**EXERCISE PROMPT:** Make an exact copy of every entry.

......

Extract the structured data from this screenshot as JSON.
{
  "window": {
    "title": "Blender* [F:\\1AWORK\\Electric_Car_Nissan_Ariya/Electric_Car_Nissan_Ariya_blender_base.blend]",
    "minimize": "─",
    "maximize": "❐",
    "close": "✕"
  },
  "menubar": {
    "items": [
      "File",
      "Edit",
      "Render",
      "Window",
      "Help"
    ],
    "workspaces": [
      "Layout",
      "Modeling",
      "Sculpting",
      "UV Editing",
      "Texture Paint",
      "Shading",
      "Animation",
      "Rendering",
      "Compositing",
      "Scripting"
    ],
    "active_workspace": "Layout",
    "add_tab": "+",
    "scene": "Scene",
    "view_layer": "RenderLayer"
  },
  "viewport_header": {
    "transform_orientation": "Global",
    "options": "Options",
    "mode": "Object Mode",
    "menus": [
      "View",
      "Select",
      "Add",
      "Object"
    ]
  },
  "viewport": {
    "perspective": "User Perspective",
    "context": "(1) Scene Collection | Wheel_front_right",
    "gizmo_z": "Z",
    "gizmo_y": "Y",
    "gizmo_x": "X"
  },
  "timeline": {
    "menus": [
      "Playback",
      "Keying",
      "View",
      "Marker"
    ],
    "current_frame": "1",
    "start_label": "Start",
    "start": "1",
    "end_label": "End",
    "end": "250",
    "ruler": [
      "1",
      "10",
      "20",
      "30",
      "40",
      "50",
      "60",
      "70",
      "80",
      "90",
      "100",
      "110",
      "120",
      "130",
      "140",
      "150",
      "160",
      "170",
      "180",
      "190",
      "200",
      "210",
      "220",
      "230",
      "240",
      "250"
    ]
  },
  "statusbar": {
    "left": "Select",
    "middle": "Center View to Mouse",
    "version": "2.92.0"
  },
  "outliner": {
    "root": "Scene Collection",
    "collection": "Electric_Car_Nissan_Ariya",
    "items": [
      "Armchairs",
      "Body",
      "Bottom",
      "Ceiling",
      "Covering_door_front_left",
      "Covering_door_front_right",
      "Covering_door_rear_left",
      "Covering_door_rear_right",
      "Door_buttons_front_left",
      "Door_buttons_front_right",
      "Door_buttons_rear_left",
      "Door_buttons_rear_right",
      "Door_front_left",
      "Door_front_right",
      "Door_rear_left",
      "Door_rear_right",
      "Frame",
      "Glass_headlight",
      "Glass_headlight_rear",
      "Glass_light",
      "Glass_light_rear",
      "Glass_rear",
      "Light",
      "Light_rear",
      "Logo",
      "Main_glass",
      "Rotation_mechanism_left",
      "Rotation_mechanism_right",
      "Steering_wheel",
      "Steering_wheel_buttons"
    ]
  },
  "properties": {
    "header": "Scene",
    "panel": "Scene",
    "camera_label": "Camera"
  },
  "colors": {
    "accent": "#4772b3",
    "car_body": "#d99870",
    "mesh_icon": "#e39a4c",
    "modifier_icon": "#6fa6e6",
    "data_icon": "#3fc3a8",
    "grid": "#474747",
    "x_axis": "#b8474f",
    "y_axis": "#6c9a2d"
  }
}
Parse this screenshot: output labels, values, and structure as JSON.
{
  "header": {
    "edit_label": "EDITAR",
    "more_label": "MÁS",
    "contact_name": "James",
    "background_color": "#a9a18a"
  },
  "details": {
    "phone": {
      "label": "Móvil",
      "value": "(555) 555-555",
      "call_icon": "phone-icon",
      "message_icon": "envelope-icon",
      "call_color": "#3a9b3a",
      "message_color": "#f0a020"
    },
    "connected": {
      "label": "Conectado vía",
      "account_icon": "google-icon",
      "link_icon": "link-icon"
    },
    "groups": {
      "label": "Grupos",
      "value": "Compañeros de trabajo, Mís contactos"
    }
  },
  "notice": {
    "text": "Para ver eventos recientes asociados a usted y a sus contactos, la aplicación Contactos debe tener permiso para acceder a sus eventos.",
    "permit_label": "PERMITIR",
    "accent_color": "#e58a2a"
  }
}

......

**OUTPUT FOR THIS TASK:**
Extract the structured data from this screenshot as JSON.
{
  "window": {
    "title": "Blender* [F:\\1AWORK\\Electric_Car_Nissan_Ariya/Electric_Car_Nissan_Ariya_blender_base.blend]",
    "minimize": "─",
    "maximize": "❐",
    "close": "✕"
  },
  "menubar": {
    "items": [
      "File",
      "Edit",
      "Render",
      "Window",
      "Help"
    ],
    "workspaces": [
      "Layout",
      "Modeling",
      "Sculpting",
      "UV Editing",
      "Texture Paint",
      "Shading",
      "Animation",
      "Rendering",
      "Compositing",
      "Scripting"
    ],
    "active_workspace": "Layout",
    "add_tab": "+",
    "scene": "Scene",
    "view_layer": "RenderLayer"
  },
  "viewport_header": {
    "transform_orientation": "Global",
    "options": "Options",
    "mode": "Object Mode",
    "menus": [
      "View",
      "Select",
      "Add",
      "Object"
    ]
  },
  "viewport": {
    "perspective": "User Perspective",
    "context": "(1) Scene Collection | Wheel_front_right",
    "gizmo_z": "Z",
    "gizmo_y": "Y",
    "gizmo_x": "X"
  },
  "timeline": {
    "menus": [
      "Playback",
      "Keying",
      "View",
      "Marker"
    ],
    "current_frame": "1",
    "start_label": "Start",
    "start": "1",
    "end_label": "End",
    "end": "250",
    "ruler": [
      "1",
      "10",
      "20",
      "30",
      "40",
      "50",
      "60",
      "70",
      "80",
      "90",
      "100",
      "110",
      "120",
      "130",
      "140",
      "150",
      "160",
      "170",
      "180",
      "190",
      "200",
      "210",
      "220",
      "230",
      "240",
      "250"
    ]
  },
  "statusbar": {
    "left": "Select",
    "middle": "Center View to Mouse",
    "version": "2.92.0"
  },
  "outliner": {
    "root": "Scene Collection",
    "collection": "Electric_Car_Nissan_Ariya",
    "items": [
      "Armchairs",
      "Body",
      "Bottom",
      "Ceiling",
      "Covering_door_front_left",
      "Covering_door_front_right",
      "Covering_door_rear_left",
      "Covering_door_rear_right",
      "Door_buttons_front_left",
      "Door_buttons_front_right",
      "Door_buttons_rear_left",
      "Door_buttons_rear_right",
      "Door_front_left",
      "Door_front_right",
      "Door_rear_left",
      "Door_rear_right",
      "Frame",
      "Glass_headlight",
      "Glass_headlight_rear",
      "Glass_light",
      "Glass_light_rear",
      "Glass_rear",
      "Light",
      "Light_rear",
      "Logo",
      "Main_glass",
      "Rotation_mechanism_left",
      "Rotation_mechanism_right",
      "Steering_wheel",
      "Steering_wheel_buttons"
    ]
  },
  "properties": {
    "header": "Scene",
    "panel": "Scene",
    "camera_label": "Camera"
  },
  "colors": {
    "accent": "#4772b3",
    "car_body": "#d99870",
    "mesh_icon": "#e39a4c",
    "modifier_icon": "#6fa6e6",
    "data_icon": "#3fc3a8",
    "grid": "#474747",
    "x_axis": "#b8474f",
    "y_axis": "#6c9a2d"
  }
}
Parse this screenshot: output labels, values, and structure as JSON.
{
  "header": {
    "edit_label": "EDITAR",
    "more_label": "MÁS",
    "contact_name": "James",
    "background_color": "#a9a18a"
  },
  "details": {
    "phone": {
      "label": "Móvil",
      "value": "(555) 555-555",
      "call_icon": "phone-icon",
      "message_icon": "envelope-icon",
      "call_color": "#3a9b3a",
      "message_color": "#f0a020"
    },
    "connected": {
      "label": "Conectado vía",
      "account_icon": "google-icon",
      "link_icon": "link-icon"
    },
    "groups": {
      "label": "Grupos",
      "value": "Compañeros de trabajo, Mís contactos"
    }
  },
  "notice": {
    "text": "Para ver eventos recientes asociados a usted y a sus contactos, la aplicación Contactos debe tener permiso para acceder a sus eventos.",
    "permit_label": "PERMITIR",
    "accent_color": "#e58a2a"
  }
}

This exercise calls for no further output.